*Task prompt*: Tally up the lines below that contain the word "true" and give the total alone.

[Records from a data collection]
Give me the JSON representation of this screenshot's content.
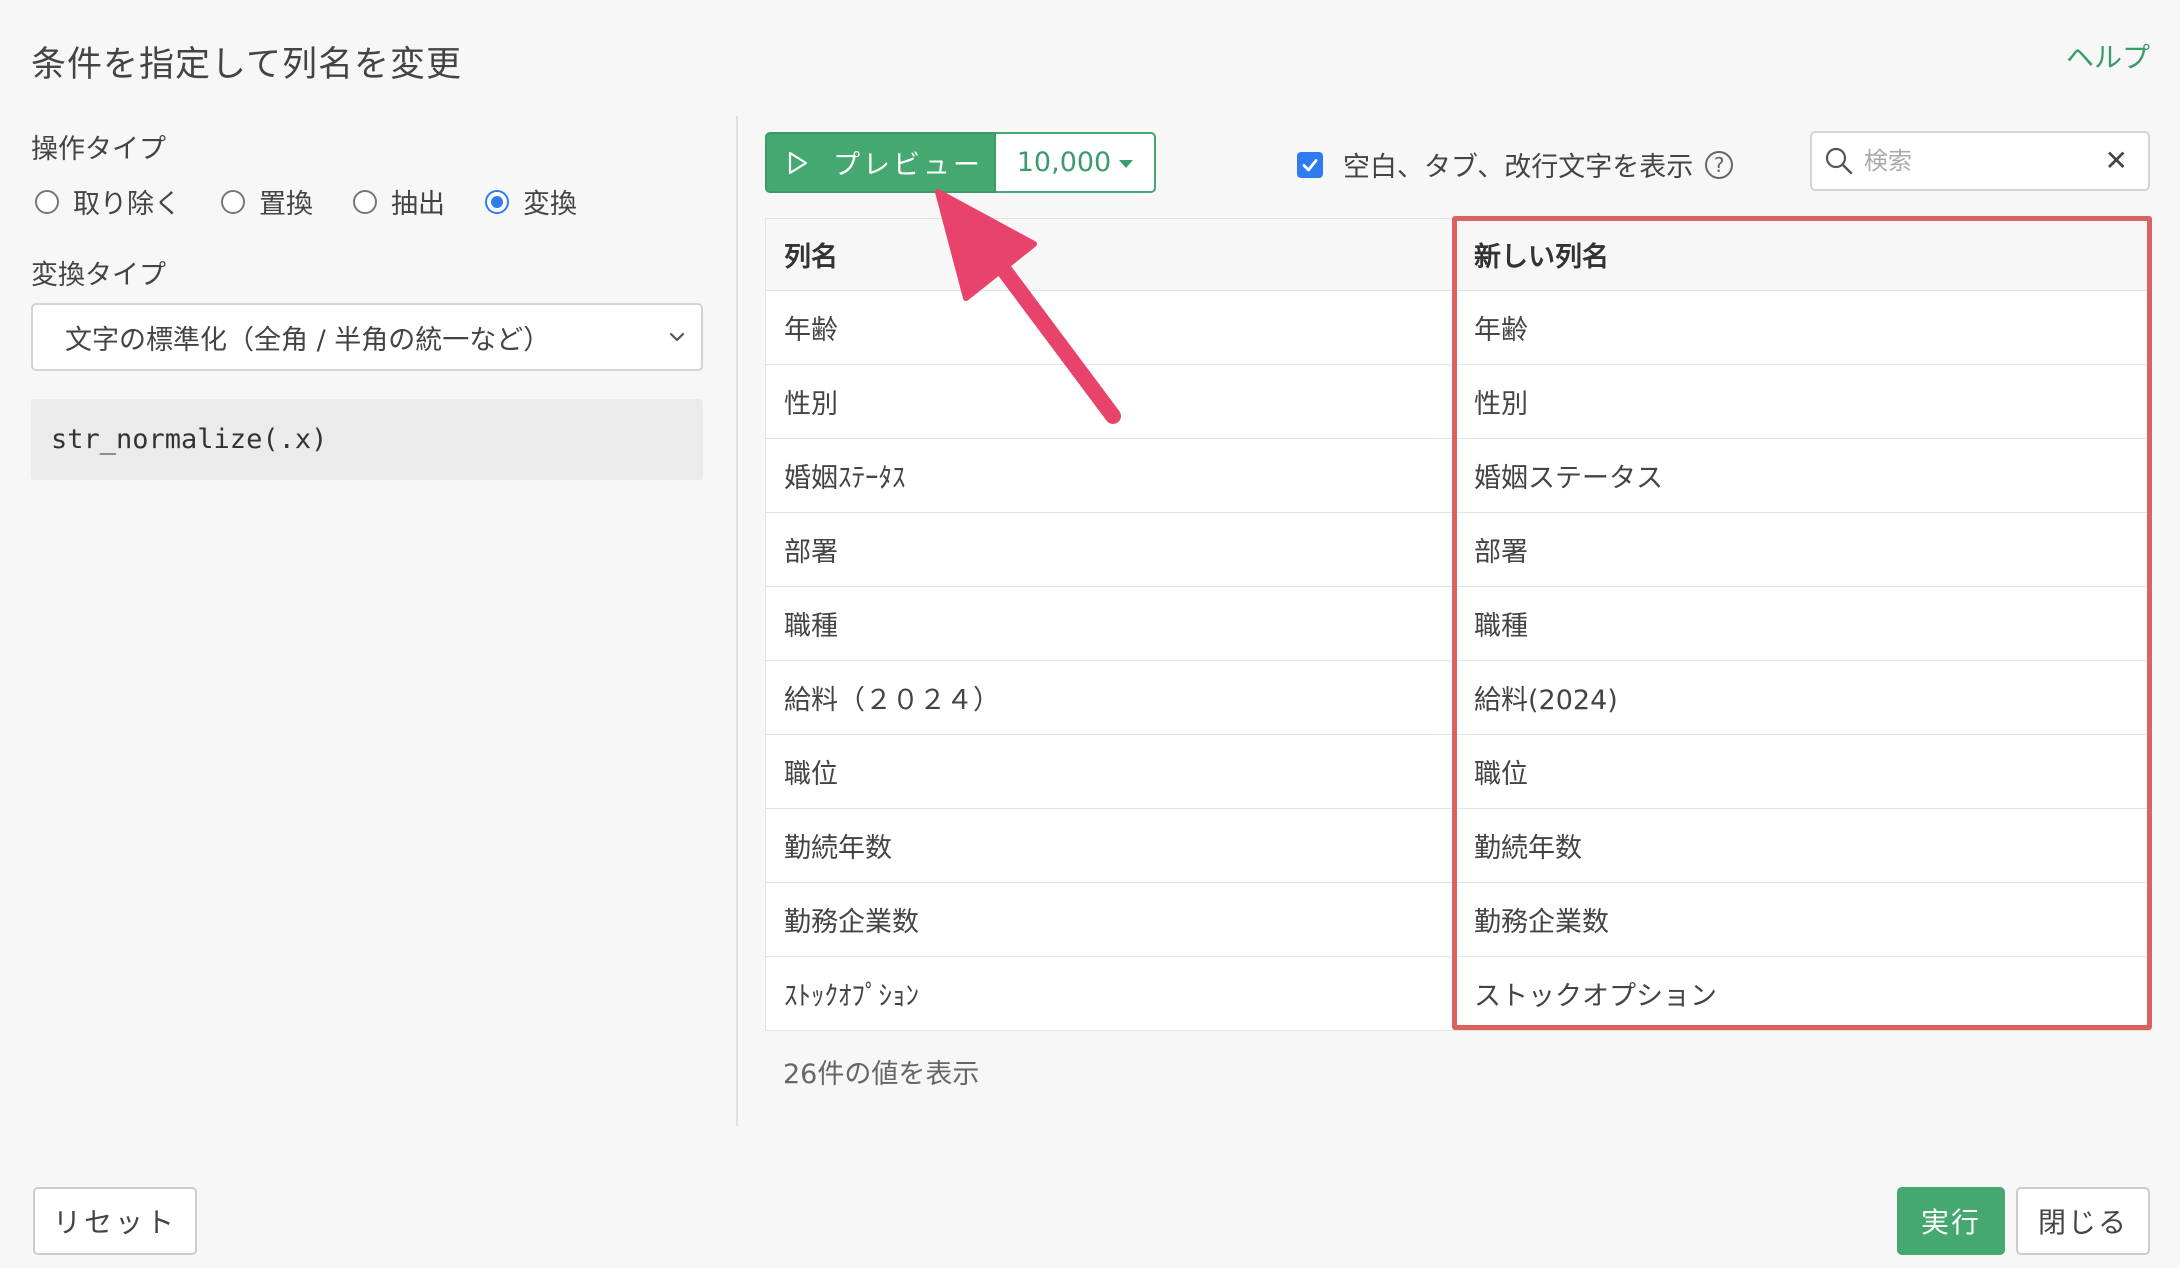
{
  "header": {
    "title": "条件を指定して列名を変更",
    "help_label": "ヘルプ"
  },
  "operation": {
    "label": "操作タイプ",
    "options": [
      {
        "label": "取り除く",
        "checked": false
      },
      {
        "label": "置換",
        "checked": false
      },
      {
        "label": "抽出",
        "checked": false
      },
      {
        "label": "変換",
        "checked": true
      }
    ]
  },
  "conversion": {
    "label": "変換タイプ",
    "selected": "文字の標準化（全角 / 半角の統一など）",
    "code": "str_normalize(.x)"
  },
  "preview": {
    "button_label": "プレビュー",
    "count": "10,000",
    "show_whitespace_label": "空白、タブ、改行文字を表示",
    "show_whitespace_checked": true,
    "help_symbol": "?"
  },
  "search": {
    "placeholder": "検索",
    "clear_symbol": "✕"
  },
  "table": {
    "headers": [
      "列名",
      "新しい列名"
    ],
    "rows": [
      [
        "年齢",
        "年齢"
      ],
      [
        "性別",
        "性別"
      ],
      [
        "婚姻ｽﾃｰﾀｽ",
        "婚姻ステータス"
      ],
      [
        "部署",
        "部署"
      ],
      [
        "職種",
        "職種"
      ],
      [
        "給料（２０２４）",
        "給料(2024)"
      ],
      [
        "職位",
        "職位"
      ],
      [
        "勤続年数",
        "勤続年数"
      ],
      [
        "勤務企業数",
        "勤務企業数"
      ],
      [
        "ｽﾄｯｸｵﾌﾟｼｮﾝ",
        "ストックオプション"
      ]
    ],
    "summary": "26件の値を表示"
  },
  "footer": {
    "reset_label": "リセット",
    "run_label": "実行",
    "close_label": "閉じる"
  },
  "colors": {
    "accent_green": "#45a870",
    "highlight_red": "#d9645f",
    "arrow_pink": "#e8436b",
    "checkbox_blue": "#2f7cf0"
  }
}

*Exercise answer*: 2